A big question when coming to the Davos-Klosters ski region is where to stay: in Davos or Klosters. From either town, there are free ski buses that interconnect to all six ski areas in the Davos Klosters ski region. While families on long holiday may choose to rent a house in the inexpensive outer villages, most snowboarders will probably want to stay close to the lifts. So, that leaves Davos Dorf, Davos Platz or Klosters Platz. Combined, Davos Dorf and Davos Platz are a massive city with newer, concrete block-style buildings and high-traffic. It is relatively new in European terms since it was only settled about 150 years ago. There are plenty of modern amenities, but there isn’t that quintessential authentic Swiss village feel nor the quaint restaurants you may be seeking out of a Swiss vacation. The number of restaurants is limited and many are very expensive. But, the two best ski areas are accessible from Davos (Parsenn and Jakobshorn). A ski bus is required to get between those two ski areas, though, since Davos Dorf and Davos Platz are actually a long ways apart and isn’t really walkable. If you plan to stay in Davos, keep in mind the entire city is booked annually near the end of January for the World Economic Forum, so avoid coming then. Lastly, even with all its modern amenities, its still not really know for its party scene.
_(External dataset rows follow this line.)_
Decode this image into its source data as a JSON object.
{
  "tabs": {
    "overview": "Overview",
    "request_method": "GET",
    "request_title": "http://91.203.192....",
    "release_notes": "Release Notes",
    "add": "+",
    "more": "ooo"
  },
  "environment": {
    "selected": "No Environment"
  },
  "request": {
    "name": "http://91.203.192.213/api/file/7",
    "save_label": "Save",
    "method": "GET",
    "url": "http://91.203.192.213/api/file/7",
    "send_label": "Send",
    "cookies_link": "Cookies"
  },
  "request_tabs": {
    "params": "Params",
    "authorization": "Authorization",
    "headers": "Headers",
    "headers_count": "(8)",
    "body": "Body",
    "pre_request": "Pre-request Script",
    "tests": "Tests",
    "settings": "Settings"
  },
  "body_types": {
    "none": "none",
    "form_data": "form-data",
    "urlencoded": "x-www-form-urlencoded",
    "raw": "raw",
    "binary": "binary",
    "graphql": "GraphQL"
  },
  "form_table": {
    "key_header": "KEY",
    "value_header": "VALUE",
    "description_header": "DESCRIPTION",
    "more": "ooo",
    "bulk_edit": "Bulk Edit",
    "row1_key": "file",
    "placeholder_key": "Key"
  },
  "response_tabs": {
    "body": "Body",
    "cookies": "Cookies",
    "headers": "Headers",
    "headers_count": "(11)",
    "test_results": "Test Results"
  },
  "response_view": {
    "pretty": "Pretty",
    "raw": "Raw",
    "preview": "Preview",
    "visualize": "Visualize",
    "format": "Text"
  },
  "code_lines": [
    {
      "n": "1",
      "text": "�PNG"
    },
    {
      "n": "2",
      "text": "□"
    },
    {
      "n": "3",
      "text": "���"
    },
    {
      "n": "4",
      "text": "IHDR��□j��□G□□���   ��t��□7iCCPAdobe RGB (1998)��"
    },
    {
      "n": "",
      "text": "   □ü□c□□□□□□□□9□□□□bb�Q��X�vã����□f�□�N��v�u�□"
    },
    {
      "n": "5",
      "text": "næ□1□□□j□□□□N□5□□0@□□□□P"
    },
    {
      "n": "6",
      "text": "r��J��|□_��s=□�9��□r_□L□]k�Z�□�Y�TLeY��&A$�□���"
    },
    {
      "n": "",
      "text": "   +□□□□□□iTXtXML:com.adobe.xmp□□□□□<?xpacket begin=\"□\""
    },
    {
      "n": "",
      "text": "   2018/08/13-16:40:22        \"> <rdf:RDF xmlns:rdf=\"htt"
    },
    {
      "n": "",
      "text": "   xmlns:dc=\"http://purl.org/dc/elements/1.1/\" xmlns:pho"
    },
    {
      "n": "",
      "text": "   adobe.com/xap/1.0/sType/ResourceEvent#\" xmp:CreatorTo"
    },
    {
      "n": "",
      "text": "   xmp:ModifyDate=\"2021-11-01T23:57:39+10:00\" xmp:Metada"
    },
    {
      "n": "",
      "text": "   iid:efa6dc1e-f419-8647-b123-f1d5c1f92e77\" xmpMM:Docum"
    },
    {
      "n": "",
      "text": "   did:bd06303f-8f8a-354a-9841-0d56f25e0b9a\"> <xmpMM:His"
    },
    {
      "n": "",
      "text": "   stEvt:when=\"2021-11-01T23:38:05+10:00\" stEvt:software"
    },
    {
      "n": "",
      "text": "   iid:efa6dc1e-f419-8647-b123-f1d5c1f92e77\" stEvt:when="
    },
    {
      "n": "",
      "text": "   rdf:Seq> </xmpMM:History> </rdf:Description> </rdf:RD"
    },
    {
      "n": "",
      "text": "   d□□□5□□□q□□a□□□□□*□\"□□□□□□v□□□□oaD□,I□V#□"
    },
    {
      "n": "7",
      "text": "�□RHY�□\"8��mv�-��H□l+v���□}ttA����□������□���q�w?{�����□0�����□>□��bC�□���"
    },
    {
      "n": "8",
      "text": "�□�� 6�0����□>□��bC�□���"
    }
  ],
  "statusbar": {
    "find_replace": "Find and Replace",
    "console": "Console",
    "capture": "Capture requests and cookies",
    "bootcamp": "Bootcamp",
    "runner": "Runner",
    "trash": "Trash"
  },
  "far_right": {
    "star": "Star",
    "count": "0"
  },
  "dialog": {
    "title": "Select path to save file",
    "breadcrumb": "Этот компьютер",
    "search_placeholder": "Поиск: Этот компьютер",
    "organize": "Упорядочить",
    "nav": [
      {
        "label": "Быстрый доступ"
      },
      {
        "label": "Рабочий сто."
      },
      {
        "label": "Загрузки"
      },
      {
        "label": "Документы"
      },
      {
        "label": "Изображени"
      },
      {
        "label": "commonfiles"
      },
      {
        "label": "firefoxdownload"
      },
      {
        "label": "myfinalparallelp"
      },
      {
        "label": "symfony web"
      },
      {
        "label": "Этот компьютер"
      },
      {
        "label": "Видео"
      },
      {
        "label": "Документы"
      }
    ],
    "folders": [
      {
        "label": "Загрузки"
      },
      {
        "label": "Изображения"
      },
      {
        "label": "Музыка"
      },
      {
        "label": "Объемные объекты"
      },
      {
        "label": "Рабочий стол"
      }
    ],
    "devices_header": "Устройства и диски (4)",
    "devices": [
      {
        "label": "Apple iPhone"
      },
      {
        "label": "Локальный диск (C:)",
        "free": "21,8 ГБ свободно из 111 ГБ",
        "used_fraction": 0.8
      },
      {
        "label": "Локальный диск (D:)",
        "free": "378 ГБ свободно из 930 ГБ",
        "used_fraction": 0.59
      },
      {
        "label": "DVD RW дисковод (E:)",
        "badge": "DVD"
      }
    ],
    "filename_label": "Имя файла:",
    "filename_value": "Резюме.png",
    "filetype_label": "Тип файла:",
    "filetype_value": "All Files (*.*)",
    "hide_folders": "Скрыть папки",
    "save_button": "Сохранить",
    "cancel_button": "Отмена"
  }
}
A better answer may be to stay in Klosters. Located further east, the smaller village of Klosters is much more of a typical quaint Swiss village that makes a great base for a longer snowboarding vacation. And, right from town you can access both Parsenn Gotschna (Klosters Platz) and Madrisa (Klosters Dorf) which are connected by a free ski bus. The challenge with Klosters is the lack of restaurants. There are two reasonably priced restaurants and several very high end restaurants. For the most part, unless you have your own kitchen, you’ll probably want to eat at your hotel restaurant.
Contrary to the usual recommendation, it is best to pick lodging based on a good halfboard plan (breakfast AND dinner). This will save a lot of money and convenience. It’s location won’t matter quite as much since ski buses and trains are needed anyways to access the spread out ski areas. Being near one of the three main train stations is a bonus.
And, now for the pro-tip. In light of the fact that there isn’t really an apres ski scene and little to see/do in the towns, Davos-Klosters is definitely the place to strongly consider staying up on the mountain at a gasthaus or hütte (not at a lift top station, but mid-mountain) where the food is amazing, there can be some apres ski and you’ll get first tracks.
To reach the snowboarding in Davos from Zurich, the best bet is by train. It’s a 2.5 hour ride with a single transfer in Landquart. This is the same train line that also services St Moritz, which is 30 minutes further along the line. If you are coming from the airport and don’t want to use the trains, you can always use the Davos Express transfer bus service. The Pischa bus terminal is not located at the Davos Dorf train station. It is a short walk to the southwest to the southwest corner of the Dorfseeli Park. It is located behind the Hotel Parsenn in their parking area. There are eight ski buses per day, and there is a large gap in the schedule mid-day.
To reach this area from Zurich by car, head southeast on Route A3 to Landquart, and then southeast on Route 28 into Davos.
Overall, Pischa is the 33rd most popular snowboard & freeride destination of all 81 snowboarding resorts in Switzerland. Several of the better snowboarding resorts are nearby Pischa including Parsenn Gotschna, Jakobshorn, Madrisa, Rinerhorn and Schatzalp-Strela.